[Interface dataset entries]
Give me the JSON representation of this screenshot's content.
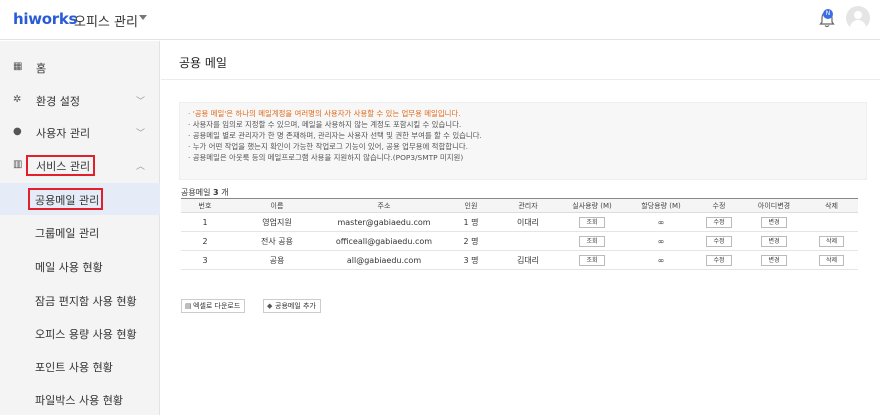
{
  "header": {
    "logo": "hiworks",
    "app_title": "오피스 관리",
    "notification_count": "N"
  },
  "sidebar": {
    "items": [
      {
        "label": "홈",
        "icon": "building-icon"
      },
      {
        "label": "환경 설정",
        "icon": "gear-icon"
      },
      {
        "label": "사용자 관리",
        "icon": "user-icon"
      },
      {
        "label": "서비스 관리",
        "icon": "chart-icon"
      }
    ],
    "submenu": [
      {
        "label": "공용메일 관리"
      },
      {
        "label": "그룹메일 관리"
      },
      {
        "label": "메일 사용 현황"
      },
      {
        "label": "잠금 편지함 사용 현황"
      },
      {
        "label": "오피스 용량 사용 현황"
      },
      {
        "label": "포인트 사용 현황"
      },
      {
        "label": "파일박스 사용 현황"
      }
    ]
  },
  "main": {
    "title": "공용 메일",
    "notice": [
      "· '공용 메일'은 하나의 메일계정을 여러명의 사용자가 사용할 수 있는 업무용 메일입니다.",
      "· 사용자를 임의로 지정할 수 있으며, 메일을 사용하지 않는 계정도 포함시킬 수 있습니다.",
      "· 공용메일 별로 관리자가 한 명 존재하며, 관리자는 사용자 선택 및 권한 부여를 할 수 있습니다.",
      "· 누가 어떤 작업을 했는지 확인이 가능한 작업로그 기능이 있어, 공용 업무용에 적합합니다.",
      "· 공용메일은 아웃룩 등의 메일프로그램 사용을 지원하지 않습니다.(POP3/SMTP 미지원)"
    ],
    "count_label": "공용메일",
    "count_value": "3",
    "count_unit": "개",
    "columns": [
      "번호",
      "이름",
      "주소",
      "인원",
      "관리자",
      "실사용량 (M)",
      "할당용량 (M)",
      "수정",
      "아이디변경",
      "삭제"
    ],
    "rows": [
      {
        "no": "1",
        "name": "영업지원",
        "address": "master@gabiaedu.com",
        "members": "1 명",
        "manager": "이대리",
        "usage": "조회",
        "quota": "∞",
        "edit": "수정",
        "rename": "변경",
        "delete": ""
      },
      {
        "no": "2",
        "name": "전사 공용",
        "address": "officeall@gabiaedu.com",
        "members": "2 명",
        "manager": "",
        "usage": "조회",
        "quota": "∞",
        "edit": "수정",
        "rename": "변경",
        "delete": "삭제"
      },
      {
        "no": "3",
        "name": "공용",
        "address": "all@gabiaedu.com",
        "members": "3 명",
        "manager": "김대리",
        "usage": "조회",
        "quota": "∞",
        "edit": "수정",
        "rename": "변경",
        "delete": "삭제"
      }
    ],
    "excel_button": "엑셀로 다운로드",
    "add_button": "공용메일 추가"
  }
}
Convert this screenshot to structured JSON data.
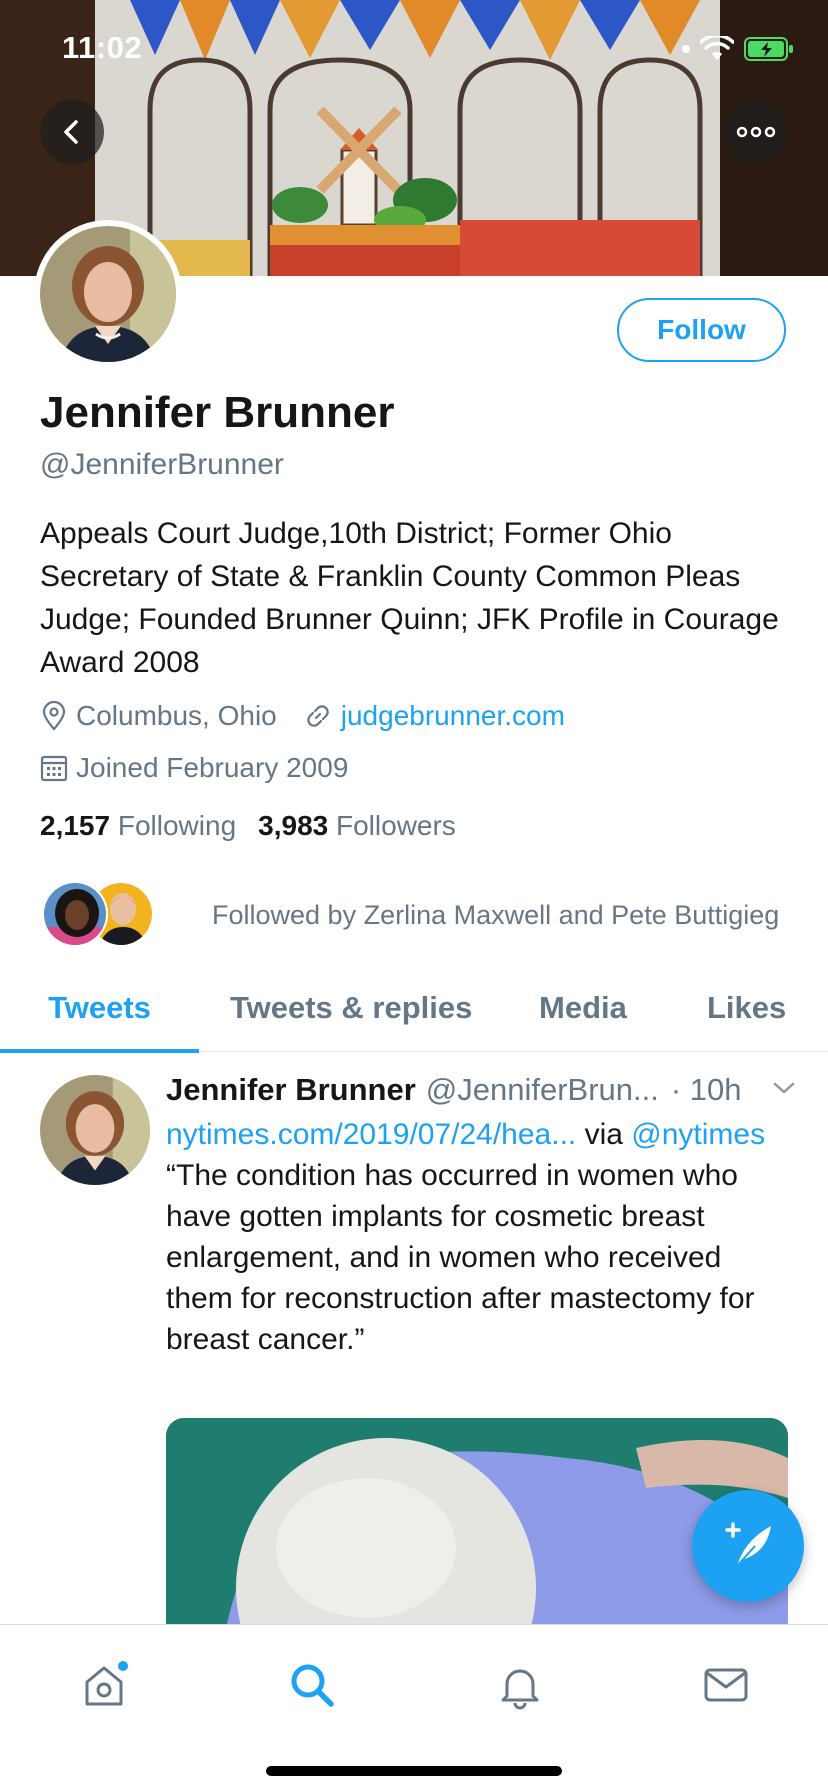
{
  "status": {
    "time": "11:02"
  },
  "profile": {
    "name": "Jennifer Brunner",
    "handle": "@JenniferBrunner",
    "bio": "Appeals Court Judge,10th District; Former Ohio Secretary of State & Franklin County Common Pleas Judge; Founded Brunner Quinn; JFK Profile in Courage Award 2008",
    "location": "Columbus, Ohio",
    "website": "judgebrunner.com",
    "joined": "Joined February 2009",
    "following_count": "2,157",
    "following_label": "Following",
    "followers_count": "3,983",
    "followers_label": "Followers",
    "followed_by": "Followed by Zerlina Maxwell and Pete Buttigieg"
  },
  "actions": {
    "follow_label": "Follow"
  },
  "tabs": [
    {
      "label": "Tweets",
      "active": true
    },
    {
      "label": "Tweets & replies",
      "active": false
    },
    {
      "label": "Media",
      "active": false
    },
    {
      "label": "Likes",
      "active": false
    }
  ],
  "tweet": {
    "author_name": "Jennifer Brunner",
    "author_handle": "@JenniferBrun...",
    "time": "· 10h",
    "link": "nytimes.com/2019/07/24/hea...",
    "via": " via",
    "mention": "@nytimes",
    "text": " “The condition has occurred in women who have gotten implants for cosmetic breast enlargement, and in women who received them for reconstruction after mastectomy for breast cancer.”"
  },
  "icons": {
    "back": "chevron-left-icon",
    "more": "more-horizontal-icon",
    "location": "location-pin-icon",
    "link": "link-icon",
    "calendar": "calendar-icon",
    "caret": "chevron-down-icon",
    "compose": "compose-tweet-icon",
    "home": "home-icon",
    "search": "search-icon",
    "notifications": "bell-icon",
    "messages": "mail-icon"
  },
  "colors": {
    "accent": "#1da1f2",
    "text_primary": "#14171a",
    "text_secondary": "#657786",
    "battery": "#4cd964"
  }
}
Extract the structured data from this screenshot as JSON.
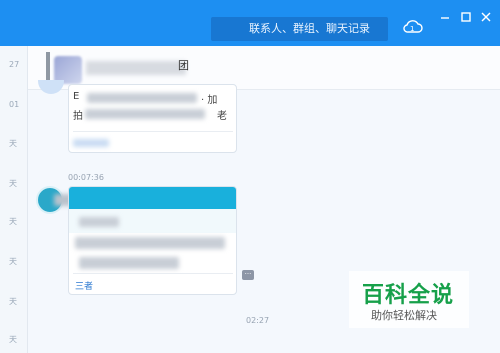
{
  "search": {
    "placeholder": "联系人、群组、聊天记录"
  },
  "left_strip": {
    "labels": [
      "27",
      "01",
      "天",
      "天",
      "天",
      "天",
      "天",
      "天"
    ]
  },
  "chat": {
    "title_suffix": "团",
    "card1": {
      "line1_start": "E",
      "line1_end": "· 加",
      "line2_start": "拍",
      "line2_end": "老"
    },
    "time_1": "00:07:36",
    "time_2": "02:27",
    "card2": {
      "link_text": "三者"
    }
  },
  "watermark": {
    "title": "百科全说",
    "subtitle": "助你轻松解决"
  }
}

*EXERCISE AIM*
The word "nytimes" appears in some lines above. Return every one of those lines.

*THE ANSWER*
    "link": "nytimes.com/2019/07/24/hea...",
    "mention": "@nytimes",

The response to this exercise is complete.